■ **To do**
Write each of the records out again exactly.

■ **Input for this task**
BEGIN
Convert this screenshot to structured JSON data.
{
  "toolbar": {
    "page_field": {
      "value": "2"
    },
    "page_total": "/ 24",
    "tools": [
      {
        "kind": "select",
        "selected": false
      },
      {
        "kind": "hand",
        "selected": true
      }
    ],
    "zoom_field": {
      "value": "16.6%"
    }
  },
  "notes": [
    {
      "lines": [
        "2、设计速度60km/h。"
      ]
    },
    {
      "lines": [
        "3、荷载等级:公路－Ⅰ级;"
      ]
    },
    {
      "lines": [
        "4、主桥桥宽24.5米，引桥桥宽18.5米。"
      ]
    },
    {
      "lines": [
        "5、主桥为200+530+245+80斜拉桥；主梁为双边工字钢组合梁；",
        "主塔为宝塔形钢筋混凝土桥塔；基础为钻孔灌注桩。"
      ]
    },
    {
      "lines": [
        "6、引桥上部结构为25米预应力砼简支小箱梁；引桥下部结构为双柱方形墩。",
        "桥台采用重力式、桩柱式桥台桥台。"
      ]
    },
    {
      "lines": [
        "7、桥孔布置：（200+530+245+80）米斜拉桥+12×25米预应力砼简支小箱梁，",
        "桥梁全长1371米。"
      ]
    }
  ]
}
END
■ **Output**
Convert this screenshot to structured JSON data.
{
  "toolbar": {
    "page_field": {
      "value": "2"
    },
    "page_total": "/ 24",
    "tools": [
      {
        "kind": "select",
        "selected": false
      },
      {
        "kind": "hand",
        "selected": true
      }
    ],
    "zoom_field": {
      "value": "16.6%"
    }
  },
  "notes": [
    {
      "lines": [
        "2、设计速度60km/h。"
      ]
    },
    {
      "lines": [
        "3、荷载等级:公路－Ⅰ级;"
      ]
    },
    {
      "lines": [
        "4、主桥桥宽24.5米，引桥桥宽18.5米。"
      ]
    },
    {
      "lines": [
        "5、主桥为200+530+245+80斜拉桥；主梁为双边工字钢组合梁；",
        "主塔为宝塔形钢筋混凝土桥塔；基础为钻孔灌注桩。"
      ]
    },
    {
      "lines": [
        "6、引桥上部结构为25米预应力砼简支小箱梁；引桥下部结构为双柱方形墩。",
        "桥台采用重力式、桩柱式桥台桥台。"
      ]
    },
    {
      "lines": [
        "7、桥孔布置：（200+530+245+80）米斜拉桥+12×25米预应力砼简支小箱梁，",
        "桥梁全长1371米。"
      ]
    }
  ]
}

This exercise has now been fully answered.